[TACOMA, WA] - Voters in Tacoma were saying Tuesday that they wanted to keep protections for gays, lesbians and other sexual minorities by turning down an effort to repeal that portion of the city's antidiscrimination law.
Initiative No. 1 asked voters to remove sexual orientation and gender identity from the antidiscrimination law. The City Council added those protections by an 8-1 vote in April.
About 40 supporters of Tacoma United for Fairness, the group that raised $185,000 for its Vote No on 1 campaign, cheered loudly as campaign leader Laurie Jinkins announced the results at a gathering downtown.
"We've built a community that will not silently stand by and let a group of bigots trample on another group of people in this town," she said.
Jinkins said she expected the results to be much closer.
Doug Delin, leader of the repeal effort, said he would wait for the final results and would not concede Tuesday. His campaign raised about $14,000.
"If the people read the law ... and thought it was a good law and decided to keep it, then we'll go with the will of the people," he said.
The law prohibits people in both the private and public sector from denying housing, education or employment on the basis of someone's sexual orientation or gender identity.
People who opposed the law said their religious and moral beliefs held that homosexuality was wrong. Some said they feared it would subject small businesses to unfair discrimination lawsuits.
Those who favored the law said gays and lesbians are being discriminated against in Tacoma and need protection. And they said it was only fair to add sexual minorities to the long list of other protected classes, such as race, religion, age and marital status.
Tom Egnew, 54, walking out of the polling place at Mason United Methodist Church in the North End, said he voted against the initiative.
Similar laws have been in place in Seattle and Spokane, he said, and initiative supporters here had no proof from those cities that such laws prompt lawsuits against small businesses.
"That was a scaremonger tactic," he said.
Paige Malin, 36, said he voted for the initiative because he didn't believe in "special privileges" for gays and lesbians.
Most voters on both sides agreed on one thing: The ballot was poorly worded. A yes vote meant to repeal the law and deny protections to sexual minorities. A no vote meant to keep those protections.
Ann Jackson, 46, had just voted at Stanley Elementary School in the Hilltop when she realized she voted the wrong way on the issue.
"I guess I was confused," she said. She marked "no" on her ballot, but said she opposed protections for gays and lesbians.
"Keep your sexuality at home and to yourself," she said. "I don't need to know about it."
Ren Jankiewicz, 29, and her partner Angel Stamborski, 32, overheard Jackson's comments. The lesbian couple were at Stanley to vote with their 8-year-old daughter.
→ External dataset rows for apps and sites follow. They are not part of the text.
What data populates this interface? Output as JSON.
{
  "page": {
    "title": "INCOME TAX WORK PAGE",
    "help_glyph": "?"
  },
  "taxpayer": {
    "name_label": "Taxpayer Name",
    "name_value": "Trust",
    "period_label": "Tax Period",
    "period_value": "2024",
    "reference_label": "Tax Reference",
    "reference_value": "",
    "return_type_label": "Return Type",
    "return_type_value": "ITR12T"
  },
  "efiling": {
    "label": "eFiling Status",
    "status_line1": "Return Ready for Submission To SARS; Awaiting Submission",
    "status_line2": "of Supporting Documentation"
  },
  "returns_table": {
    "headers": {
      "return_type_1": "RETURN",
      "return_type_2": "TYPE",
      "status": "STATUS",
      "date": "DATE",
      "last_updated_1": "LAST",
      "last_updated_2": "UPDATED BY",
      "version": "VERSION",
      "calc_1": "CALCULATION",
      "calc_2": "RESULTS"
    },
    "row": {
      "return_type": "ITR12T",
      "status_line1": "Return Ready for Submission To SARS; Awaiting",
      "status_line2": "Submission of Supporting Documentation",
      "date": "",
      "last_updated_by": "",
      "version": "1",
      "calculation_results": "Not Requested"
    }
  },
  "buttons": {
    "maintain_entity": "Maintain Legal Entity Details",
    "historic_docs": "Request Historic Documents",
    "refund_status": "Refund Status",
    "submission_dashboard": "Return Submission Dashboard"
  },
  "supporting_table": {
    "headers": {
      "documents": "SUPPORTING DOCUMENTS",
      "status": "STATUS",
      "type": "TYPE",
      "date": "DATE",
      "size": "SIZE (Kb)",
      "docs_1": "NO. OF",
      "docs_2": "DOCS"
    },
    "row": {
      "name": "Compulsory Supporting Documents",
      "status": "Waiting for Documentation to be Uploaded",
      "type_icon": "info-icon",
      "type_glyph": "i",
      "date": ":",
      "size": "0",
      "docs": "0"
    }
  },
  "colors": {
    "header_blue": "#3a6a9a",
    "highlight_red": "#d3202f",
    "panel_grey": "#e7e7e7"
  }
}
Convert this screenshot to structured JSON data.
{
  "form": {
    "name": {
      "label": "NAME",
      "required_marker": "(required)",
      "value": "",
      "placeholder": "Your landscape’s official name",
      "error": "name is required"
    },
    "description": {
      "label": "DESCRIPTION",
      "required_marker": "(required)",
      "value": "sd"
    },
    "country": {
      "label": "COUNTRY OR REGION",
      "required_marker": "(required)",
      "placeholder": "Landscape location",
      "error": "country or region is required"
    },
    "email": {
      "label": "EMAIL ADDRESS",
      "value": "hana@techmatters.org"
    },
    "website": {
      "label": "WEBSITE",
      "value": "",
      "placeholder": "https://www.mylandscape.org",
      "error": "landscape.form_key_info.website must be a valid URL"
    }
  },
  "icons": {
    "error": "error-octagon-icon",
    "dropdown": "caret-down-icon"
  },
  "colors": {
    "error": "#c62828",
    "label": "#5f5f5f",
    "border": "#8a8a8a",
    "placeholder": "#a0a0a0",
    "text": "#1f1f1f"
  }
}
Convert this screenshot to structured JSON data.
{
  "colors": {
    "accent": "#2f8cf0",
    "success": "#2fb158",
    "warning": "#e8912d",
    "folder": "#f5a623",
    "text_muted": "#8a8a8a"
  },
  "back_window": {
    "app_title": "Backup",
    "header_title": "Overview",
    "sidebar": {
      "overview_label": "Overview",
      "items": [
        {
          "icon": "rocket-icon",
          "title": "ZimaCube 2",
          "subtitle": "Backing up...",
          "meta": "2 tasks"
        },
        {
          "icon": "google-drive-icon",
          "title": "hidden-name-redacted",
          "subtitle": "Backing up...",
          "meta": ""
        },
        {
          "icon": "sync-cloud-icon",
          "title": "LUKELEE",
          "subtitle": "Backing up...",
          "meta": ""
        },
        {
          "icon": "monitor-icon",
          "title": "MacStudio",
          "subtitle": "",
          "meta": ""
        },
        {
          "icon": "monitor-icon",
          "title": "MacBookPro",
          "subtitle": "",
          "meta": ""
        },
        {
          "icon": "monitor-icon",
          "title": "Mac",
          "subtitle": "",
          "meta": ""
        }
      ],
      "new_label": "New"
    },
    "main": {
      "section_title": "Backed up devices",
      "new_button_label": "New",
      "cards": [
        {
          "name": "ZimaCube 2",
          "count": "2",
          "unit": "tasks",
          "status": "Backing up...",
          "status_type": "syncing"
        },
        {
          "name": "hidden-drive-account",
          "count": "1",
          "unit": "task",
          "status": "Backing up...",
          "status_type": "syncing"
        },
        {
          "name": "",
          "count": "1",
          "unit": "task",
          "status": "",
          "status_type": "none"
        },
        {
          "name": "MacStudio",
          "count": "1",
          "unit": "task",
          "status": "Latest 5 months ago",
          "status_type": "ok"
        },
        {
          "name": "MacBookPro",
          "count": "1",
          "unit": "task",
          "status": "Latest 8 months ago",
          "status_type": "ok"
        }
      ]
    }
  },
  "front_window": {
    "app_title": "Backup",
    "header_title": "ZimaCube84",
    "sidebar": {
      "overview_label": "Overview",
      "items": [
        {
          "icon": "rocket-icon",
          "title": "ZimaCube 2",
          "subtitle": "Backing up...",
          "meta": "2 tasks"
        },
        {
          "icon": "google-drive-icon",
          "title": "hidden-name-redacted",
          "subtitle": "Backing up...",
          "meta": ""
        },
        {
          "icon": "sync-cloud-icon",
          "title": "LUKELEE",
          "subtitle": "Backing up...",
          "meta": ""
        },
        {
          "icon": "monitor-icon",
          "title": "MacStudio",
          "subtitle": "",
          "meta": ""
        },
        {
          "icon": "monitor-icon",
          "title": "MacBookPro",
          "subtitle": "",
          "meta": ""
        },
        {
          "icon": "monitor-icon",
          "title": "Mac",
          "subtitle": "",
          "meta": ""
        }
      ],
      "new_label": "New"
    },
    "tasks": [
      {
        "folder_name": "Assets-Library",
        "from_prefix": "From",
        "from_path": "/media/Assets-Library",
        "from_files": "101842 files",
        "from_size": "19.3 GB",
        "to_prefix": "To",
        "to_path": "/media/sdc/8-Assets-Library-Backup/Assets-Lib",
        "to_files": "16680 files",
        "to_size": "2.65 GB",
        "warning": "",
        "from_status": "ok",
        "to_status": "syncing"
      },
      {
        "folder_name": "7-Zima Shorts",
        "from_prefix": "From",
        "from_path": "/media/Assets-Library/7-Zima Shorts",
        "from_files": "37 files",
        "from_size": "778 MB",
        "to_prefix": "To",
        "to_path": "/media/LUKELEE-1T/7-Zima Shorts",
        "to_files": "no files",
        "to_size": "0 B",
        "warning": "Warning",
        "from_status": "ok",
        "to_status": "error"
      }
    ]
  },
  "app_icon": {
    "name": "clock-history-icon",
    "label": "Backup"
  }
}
"To me that's very sad," Jankiewicz said. She said it was awful to think that she could lose her job or be denied housing just because of her sexual orientation. "That should be criminal," she said.
This was the third time in 12 years Tacoma voters have been asked to decide whether the city should protect sexual minorities from discrimination.